Task input:
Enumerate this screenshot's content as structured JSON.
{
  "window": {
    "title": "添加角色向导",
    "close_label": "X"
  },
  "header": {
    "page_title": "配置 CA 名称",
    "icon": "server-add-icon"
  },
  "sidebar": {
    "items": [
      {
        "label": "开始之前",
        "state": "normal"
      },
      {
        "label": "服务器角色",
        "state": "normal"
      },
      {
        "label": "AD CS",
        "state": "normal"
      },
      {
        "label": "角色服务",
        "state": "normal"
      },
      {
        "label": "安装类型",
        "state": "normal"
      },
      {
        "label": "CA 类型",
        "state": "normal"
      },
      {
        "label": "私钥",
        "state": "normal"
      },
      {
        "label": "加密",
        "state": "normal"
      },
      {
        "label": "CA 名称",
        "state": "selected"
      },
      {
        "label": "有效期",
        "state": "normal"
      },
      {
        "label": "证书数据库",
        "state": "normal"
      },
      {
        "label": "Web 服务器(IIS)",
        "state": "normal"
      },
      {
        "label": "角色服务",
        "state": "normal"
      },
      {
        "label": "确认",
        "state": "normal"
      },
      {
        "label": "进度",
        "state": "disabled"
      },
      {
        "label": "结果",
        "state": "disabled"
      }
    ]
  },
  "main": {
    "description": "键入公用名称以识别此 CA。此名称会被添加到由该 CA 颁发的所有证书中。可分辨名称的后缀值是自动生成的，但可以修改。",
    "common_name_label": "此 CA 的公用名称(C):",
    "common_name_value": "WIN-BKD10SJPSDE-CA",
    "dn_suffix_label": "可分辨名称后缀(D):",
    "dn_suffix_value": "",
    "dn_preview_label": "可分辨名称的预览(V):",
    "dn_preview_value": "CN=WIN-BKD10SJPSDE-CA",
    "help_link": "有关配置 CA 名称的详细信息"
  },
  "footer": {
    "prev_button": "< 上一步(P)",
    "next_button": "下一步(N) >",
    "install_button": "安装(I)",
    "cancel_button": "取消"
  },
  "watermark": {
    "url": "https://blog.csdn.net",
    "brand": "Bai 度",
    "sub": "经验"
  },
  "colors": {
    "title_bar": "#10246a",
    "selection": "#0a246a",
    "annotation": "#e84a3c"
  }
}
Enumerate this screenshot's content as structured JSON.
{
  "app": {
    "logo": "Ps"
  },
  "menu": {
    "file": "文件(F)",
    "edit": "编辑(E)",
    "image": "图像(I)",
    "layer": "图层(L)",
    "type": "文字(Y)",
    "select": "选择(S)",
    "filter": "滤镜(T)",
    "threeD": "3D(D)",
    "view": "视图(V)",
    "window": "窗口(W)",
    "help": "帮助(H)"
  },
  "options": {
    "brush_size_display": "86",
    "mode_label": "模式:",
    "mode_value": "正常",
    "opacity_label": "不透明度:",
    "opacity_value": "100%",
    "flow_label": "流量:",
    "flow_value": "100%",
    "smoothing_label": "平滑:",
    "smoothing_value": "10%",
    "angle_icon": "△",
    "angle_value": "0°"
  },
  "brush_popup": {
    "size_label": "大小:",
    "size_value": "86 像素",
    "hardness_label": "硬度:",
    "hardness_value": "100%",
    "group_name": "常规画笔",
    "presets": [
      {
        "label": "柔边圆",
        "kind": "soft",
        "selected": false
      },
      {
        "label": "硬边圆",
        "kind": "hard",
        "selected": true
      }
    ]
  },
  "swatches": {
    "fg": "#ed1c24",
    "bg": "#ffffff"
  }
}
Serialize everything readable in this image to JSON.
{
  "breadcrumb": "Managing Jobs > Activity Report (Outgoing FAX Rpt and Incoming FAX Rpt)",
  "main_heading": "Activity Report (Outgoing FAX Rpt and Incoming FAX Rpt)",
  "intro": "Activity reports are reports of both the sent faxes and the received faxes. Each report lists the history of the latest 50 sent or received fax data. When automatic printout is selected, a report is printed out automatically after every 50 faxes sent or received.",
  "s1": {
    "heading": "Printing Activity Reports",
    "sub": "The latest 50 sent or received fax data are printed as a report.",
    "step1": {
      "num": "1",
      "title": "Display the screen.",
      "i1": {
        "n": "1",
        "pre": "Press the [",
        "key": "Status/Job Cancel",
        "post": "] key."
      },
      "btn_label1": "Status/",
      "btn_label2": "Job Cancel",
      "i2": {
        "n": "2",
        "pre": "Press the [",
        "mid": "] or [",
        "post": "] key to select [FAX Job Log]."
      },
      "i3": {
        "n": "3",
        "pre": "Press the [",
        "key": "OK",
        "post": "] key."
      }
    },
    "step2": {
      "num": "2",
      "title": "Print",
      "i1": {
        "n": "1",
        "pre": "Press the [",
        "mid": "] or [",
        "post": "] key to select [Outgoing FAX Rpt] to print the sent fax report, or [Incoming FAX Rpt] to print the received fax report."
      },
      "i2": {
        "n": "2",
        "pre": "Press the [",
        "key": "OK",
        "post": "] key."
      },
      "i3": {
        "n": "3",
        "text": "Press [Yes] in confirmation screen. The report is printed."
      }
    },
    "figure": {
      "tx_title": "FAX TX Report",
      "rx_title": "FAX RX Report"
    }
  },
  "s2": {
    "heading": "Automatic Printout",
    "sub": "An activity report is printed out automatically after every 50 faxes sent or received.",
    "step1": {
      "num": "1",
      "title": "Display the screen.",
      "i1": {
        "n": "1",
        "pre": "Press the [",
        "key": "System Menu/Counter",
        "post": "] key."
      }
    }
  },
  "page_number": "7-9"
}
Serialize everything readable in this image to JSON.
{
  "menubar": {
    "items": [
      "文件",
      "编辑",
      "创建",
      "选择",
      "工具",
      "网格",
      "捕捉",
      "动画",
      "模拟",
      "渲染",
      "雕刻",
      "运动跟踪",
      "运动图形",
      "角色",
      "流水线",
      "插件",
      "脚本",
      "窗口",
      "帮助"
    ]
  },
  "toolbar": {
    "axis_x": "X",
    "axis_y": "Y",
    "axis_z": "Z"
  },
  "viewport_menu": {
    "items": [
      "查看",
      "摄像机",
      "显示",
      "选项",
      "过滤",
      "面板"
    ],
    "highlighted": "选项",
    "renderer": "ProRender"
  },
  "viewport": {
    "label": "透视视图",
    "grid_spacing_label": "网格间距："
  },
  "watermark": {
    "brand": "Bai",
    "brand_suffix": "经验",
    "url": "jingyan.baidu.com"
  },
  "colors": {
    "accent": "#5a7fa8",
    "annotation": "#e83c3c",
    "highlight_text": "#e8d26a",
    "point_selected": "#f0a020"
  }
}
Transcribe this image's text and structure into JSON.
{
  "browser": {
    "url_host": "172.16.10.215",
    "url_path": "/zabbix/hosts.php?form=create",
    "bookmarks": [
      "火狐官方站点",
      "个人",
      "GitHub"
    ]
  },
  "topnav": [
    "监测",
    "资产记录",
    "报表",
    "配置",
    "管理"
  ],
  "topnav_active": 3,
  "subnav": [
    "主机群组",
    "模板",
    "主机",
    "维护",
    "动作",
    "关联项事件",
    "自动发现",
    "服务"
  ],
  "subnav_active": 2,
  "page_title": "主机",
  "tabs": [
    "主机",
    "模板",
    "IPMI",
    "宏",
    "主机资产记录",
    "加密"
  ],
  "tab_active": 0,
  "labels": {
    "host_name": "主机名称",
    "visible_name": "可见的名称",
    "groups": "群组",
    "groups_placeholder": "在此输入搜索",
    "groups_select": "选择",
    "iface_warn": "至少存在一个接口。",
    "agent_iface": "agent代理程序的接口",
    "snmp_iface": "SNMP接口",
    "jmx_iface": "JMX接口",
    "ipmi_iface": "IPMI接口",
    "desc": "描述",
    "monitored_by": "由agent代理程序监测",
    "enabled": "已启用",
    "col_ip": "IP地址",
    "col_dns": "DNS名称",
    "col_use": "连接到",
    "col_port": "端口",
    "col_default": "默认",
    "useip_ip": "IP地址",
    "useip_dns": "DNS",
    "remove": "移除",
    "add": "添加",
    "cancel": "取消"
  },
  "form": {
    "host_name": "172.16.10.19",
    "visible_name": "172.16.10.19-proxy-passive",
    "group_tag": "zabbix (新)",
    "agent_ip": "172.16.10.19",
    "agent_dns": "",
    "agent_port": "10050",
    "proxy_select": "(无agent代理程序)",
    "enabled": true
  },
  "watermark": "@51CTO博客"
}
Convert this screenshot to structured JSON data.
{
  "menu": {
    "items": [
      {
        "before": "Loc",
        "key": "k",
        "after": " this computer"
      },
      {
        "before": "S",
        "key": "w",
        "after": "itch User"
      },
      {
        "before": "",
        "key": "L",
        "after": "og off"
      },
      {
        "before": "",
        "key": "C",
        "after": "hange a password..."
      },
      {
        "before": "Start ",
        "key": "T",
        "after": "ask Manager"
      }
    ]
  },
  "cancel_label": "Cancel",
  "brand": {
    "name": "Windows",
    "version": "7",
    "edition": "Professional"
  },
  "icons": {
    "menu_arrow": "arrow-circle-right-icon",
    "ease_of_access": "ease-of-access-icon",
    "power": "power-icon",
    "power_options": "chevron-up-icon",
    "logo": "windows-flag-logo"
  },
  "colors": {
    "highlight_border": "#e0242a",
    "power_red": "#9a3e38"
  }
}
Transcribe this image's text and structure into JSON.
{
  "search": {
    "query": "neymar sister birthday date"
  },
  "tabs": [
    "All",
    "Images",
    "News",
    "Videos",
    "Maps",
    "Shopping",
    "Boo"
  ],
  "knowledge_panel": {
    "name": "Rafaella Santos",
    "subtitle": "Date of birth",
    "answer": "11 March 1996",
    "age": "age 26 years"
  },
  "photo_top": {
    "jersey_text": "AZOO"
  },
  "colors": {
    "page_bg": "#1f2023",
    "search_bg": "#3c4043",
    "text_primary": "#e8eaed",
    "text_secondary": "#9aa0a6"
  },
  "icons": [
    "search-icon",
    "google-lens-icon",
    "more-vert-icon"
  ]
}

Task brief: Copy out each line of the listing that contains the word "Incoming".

Exercise result:
  "breadcrumb": "Managing Jobs > Activity Report (Outgoing FAX Rpt and Incoming FAX Rpt)",
  "main_heading": "Activity Report (Outgoing FAX Rpt and Incoming FAX Rpt)",
        "post": "] key to select [Outgoing FAX Rpt] to print the sent fax report, or [Incoming FAX Rpt] to print the received fax report."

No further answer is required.